> _What you should do_: Each entry needs to be reproduced verbatim.

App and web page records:
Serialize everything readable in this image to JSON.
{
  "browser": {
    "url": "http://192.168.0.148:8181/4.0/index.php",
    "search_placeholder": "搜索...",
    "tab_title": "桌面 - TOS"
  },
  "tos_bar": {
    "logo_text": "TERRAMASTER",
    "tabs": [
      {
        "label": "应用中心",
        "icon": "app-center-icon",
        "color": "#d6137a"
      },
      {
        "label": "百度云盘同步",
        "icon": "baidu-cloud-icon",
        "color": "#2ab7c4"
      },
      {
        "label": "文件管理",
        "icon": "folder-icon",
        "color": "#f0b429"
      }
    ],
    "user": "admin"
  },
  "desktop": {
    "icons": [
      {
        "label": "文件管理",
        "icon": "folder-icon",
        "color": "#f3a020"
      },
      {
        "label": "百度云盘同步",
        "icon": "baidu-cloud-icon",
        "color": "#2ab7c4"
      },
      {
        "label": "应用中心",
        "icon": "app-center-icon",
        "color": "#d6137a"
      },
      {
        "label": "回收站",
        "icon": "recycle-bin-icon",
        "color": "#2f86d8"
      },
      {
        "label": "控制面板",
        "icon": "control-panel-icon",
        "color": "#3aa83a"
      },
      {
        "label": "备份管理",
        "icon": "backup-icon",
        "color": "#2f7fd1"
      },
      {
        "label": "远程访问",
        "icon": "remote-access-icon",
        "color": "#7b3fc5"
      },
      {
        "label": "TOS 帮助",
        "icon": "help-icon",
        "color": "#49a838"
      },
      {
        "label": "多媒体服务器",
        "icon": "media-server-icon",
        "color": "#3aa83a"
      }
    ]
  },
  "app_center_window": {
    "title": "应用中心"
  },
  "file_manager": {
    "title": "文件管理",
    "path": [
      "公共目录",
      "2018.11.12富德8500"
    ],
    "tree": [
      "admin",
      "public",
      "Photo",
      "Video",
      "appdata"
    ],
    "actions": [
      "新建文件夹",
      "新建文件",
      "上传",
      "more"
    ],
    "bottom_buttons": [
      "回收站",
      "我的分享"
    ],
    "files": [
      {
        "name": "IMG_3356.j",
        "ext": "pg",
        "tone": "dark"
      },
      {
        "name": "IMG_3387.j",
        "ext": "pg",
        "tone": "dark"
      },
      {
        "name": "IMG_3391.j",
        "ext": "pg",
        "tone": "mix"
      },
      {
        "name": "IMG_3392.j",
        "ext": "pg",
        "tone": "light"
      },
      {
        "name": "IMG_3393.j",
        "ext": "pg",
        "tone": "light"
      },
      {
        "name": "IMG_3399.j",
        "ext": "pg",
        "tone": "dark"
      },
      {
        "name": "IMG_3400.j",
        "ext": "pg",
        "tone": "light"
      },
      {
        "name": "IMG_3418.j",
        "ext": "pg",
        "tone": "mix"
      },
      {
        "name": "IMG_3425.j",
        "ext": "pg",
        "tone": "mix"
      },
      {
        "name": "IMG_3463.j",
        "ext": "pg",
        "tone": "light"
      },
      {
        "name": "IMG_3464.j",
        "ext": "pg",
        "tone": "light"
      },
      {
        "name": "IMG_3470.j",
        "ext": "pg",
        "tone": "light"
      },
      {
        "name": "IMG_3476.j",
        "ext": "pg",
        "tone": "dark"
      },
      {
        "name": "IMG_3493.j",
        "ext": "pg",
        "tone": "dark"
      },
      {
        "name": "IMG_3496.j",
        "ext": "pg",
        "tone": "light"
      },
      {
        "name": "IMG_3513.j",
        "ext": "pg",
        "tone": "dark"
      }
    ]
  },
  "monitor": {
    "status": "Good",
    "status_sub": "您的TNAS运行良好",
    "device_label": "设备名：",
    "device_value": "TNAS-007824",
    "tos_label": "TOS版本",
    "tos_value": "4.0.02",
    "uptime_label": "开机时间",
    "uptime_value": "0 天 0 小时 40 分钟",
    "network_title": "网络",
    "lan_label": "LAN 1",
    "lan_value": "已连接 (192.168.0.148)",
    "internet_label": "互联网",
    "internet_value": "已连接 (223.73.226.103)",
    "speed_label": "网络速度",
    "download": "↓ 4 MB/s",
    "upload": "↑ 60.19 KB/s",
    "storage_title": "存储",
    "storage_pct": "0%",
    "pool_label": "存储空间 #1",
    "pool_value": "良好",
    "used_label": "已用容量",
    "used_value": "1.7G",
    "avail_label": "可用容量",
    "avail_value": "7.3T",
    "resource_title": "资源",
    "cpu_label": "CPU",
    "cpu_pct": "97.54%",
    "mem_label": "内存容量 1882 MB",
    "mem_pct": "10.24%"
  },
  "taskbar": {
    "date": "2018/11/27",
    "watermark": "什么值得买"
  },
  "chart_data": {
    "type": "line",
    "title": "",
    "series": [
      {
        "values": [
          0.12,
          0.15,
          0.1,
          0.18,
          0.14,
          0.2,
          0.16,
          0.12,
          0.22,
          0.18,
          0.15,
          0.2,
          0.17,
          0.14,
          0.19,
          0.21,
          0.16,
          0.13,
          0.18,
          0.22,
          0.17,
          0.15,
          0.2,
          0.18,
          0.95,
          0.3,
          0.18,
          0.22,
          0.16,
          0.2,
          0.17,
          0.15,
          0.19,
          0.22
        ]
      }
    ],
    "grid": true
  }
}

> _Exercise output_:
Serialize everything readable in this image to JSON.
{
  "browser": {
    "url": "http://192.168.0.148:8181/4.0/index.php",
    "search_placeholder": "搜索...",
    "tab_title": "桌面 - TOS"
  },
  "tos_bar": {
    "logo_text": "TERRAMASTER",
    "tabs": [
      {
        "label": "应用中心",
        "icon": "app-center-icon",
        "color": "#d6137a"
      },
      {
        "label": "百度云盘同步",
        "icon": "baidu-cloud-icon",
        "color": "#2ab7c4"
      },
      {
        "label": "文件管理",
        "icon": "folder-icon",
        "color": "#f0b429"
      }
    ],
    "user": "admin"
  },
  "desktop": {
    "icons": [
      {
        "label": "文件管理",
        "icon": "folder-icon",
        "color": "#f3a020"
      },
      {
        "label": "百度云盘同步",
        "icon": "baidu-cloud-icon",
        "color": "#2ab7c4"
      },
      {
        "label": "应用中心",
        "icon": "app-center-icon",
        "color": "#d6137a"
      },
      {
        "label": "回收站",
        "icon": "recycle-bin-icon",
        "color": "#2f86d8"
      },
      {
        "label": "控制面板",
        "icon": "control-panel-icon",
        "color": "#3aa83a"
      },
      {
        "label": "备份管理",
        "icon": "backup-icon",
        "color": "#2f7fd1"
      },
      {
        "label": "远程访问",
        "icon": "remote-access-icon",
        "color": "#7b3fc5"
      },
      {
        "label": "TOS 帮助",
        "icon": "help-icon",
        "color": "#49a838"
      },
      {
        "label": "多媒体服务器",
        "icon": "media-server-icon",
        "color": "#3aa83a"
      }
    ]
  },
  "app_center_window": {
    "title": "应用中心"
  },
  "file_manager": {
    "title": "文件管理",
    "path": [
      "公共目录",
      "2018.11.12富德8500"
    ],
    "tree": [
      "admin",
      "public",
      "Photo",
      "Video",
      "appdata"
    ],
    "actions": [
      "新建文件夹",
      "新建文件",
      "上传",
      "more"
    ],
    "bottom_buttons": [
      "回收站",
      "我的分享"
    ],
    "files": [
      {
        "name": "IMG_3356.j",
        "ext": "pg",
        "tone": "dark"
      },
      {
        "name": "IMG_3387.j",
        "ext": "pg",
        "tone": "dark"
      },
      {
        "name": "IMG_3391.j",
        "ext": "pg",
        "tone": "mix"
      },
      {
        "name": "IMG_3392.j",
        "ext": "pg",
        "tone": "light"
      },
      {
        "name": "IMG_3393.j",
        "ext": "pg",
        "tone": "light"
      },
      {
        "name": "IMG_3399.j",
        "ext": "pg",
        "tone": "dark"
      },
      {
        "name": "IMG_3400.j",
        "ext": "pg",
        "tone": "light"
      },
      {
        "name": "IMG_3418.j",
        "ext": "pg",
        "tone": "mix"
      },
      {
        "name": "IMG_3425.j",
        "ext": "pg",
        "tone": "mix"
      },
      {
        "name": "IMG_3463.j",
        "ext": "pg",
        "tone": "light"
      },
      {
        "name": "IMG_3464.j",
        "ext": "pg",
        "tone": "light"
      },
      {
        "name": "IMG_3470.j",
        "ext": "pg",
        "tone": "light"
      },
      {
        "name": "IMG_3476.j",
        "ext": "pg",
        "tone": "dark"
      },
      {
        "name": "IMG_3493.j",
        "ext": "pg",
        "tone": "dark"
      },
      {
        "name": "IMG_3496.j",
        "ext": "pg",
        "tone": "light"
      },
      {
        "name": "IMG_3513.j",
        "ext": "pg",
        "tone": "dark"
      }
    ]
  },
  "monitor": {
    "status": "Good",
    "status_sub": "您的TNAS运行良好",
    "device_label": "设备名：",
    "device_value": "TNAS-007824",
    "tos_label": "TOS版本",
    "tos_value": "4.0.02",
    "uptime_label": "开机时间",
    "uptime_value": "0 天 0 小时 40 分钟",
    "network_title": "网络",
    "lan_label": "LAN 1",
    "lan_value": "已连接 (192.168.0.148)",
    "internet_label": "互联网",
    "internet_value": "已连接 (223.73.226.103)",
    "speed_label": "网络速度",
    "download": "↓ 4 MB/s",
    "upload": "↑ 60.19 KB/s",
    "storage_title": "存储",
    "storage_pct": "0%",
    "pool_label": "存储空间 #1",
    "pool_value": "良好",
    "used_label": "已用容量",
    "used_value": "1.7G",
    "avail_label": "可用容量",
    "avail_value": "7.3T",
    "resource_title": "资源",
    "cpu_label": "CPU",
    "cpu_pct": "97.54%",
    "mem_label": "内存容量 1882 MB",
    "mem_pct": "10.24%"
  },
  "taskbar": {
    "date": "2018/11/27",
    "watermark": "什么值得买"
  },
  "chart_data": {
    "type": "line",
    "title": "",
    "series": [
      {
        "values": [
          0.12,
          0.15,
          0.1,
          0.18,
          0.14,
          0.2,
          0.16,
          0.12,
          0.22,
          0.18,
          0.15,
          0.2,
          0.17,
          0.14,
          0.19,
          0.21,
          0.16,
          0.13,
          0.18,
          0.22,
          0.17,
          0.15,
          0.2,
          0.18,
          0.95,
          0.3,
          0.18,
          0.22,
          0.16,
          0.2,
          0.17,
          0.15,
          0.19,
          0.22
        ]
      }
    ],
    "grid": true
  }
}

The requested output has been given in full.